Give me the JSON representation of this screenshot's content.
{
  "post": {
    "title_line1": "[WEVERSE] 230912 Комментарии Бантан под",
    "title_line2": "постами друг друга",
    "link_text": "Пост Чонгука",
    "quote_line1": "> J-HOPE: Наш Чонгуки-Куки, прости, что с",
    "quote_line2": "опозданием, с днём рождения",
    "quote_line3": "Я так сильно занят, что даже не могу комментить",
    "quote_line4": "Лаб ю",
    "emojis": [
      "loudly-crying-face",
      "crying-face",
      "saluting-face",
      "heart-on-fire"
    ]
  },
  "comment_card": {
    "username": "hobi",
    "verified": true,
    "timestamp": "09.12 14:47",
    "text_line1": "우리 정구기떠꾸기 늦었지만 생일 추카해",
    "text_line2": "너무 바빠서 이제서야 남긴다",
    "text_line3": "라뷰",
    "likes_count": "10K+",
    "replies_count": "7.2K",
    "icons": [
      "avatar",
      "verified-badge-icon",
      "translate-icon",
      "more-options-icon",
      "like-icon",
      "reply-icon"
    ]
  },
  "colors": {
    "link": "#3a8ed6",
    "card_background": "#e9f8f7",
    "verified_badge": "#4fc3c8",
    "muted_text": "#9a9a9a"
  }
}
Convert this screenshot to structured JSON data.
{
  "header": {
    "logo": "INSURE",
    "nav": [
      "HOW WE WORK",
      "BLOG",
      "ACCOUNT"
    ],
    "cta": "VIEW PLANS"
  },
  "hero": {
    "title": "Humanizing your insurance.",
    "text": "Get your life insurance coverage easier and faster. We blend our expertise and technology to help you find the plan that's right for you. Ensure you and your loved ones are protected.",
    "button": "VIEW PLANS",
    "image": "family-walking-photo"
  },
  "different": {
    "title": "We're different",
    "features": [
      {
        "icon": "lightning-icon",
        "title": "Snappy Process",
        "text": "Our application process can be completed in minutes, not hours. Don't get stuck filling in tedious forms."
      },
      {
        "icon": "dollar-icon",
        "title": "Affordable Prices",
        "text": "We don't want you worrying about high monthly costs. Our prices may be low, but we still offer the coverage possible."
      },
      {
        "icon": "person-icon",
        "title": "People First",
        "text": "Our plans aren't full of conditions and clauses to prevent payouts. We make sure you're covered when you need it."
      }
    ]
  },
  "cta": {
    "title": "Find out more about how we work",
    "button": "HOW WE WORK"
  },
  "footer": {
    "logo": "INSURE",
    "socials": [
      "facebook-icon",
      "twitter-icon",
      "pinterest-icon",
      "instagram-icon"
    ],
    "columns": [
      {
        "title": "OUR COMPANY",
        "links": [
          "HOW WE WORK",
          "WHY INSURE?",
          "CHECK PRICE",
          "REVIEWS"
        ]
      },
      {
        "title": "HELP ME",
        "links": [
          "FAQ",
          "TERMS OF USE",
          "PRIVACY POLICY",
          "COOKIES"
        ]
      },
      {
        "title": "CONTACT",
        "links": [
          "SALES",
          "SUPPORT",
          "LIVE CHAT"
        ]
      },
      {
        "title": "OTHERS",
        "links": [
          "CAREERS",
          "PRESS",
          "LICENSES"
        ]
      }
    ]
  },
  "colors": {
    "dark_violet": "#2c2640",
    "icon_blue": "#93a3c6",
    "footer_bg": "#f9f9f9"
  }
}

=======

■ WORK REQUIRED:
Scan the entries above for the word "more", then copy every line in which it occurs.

■ TASK OUTPUT:
      "more-options-icon",
    "title": "Find out more about how we work",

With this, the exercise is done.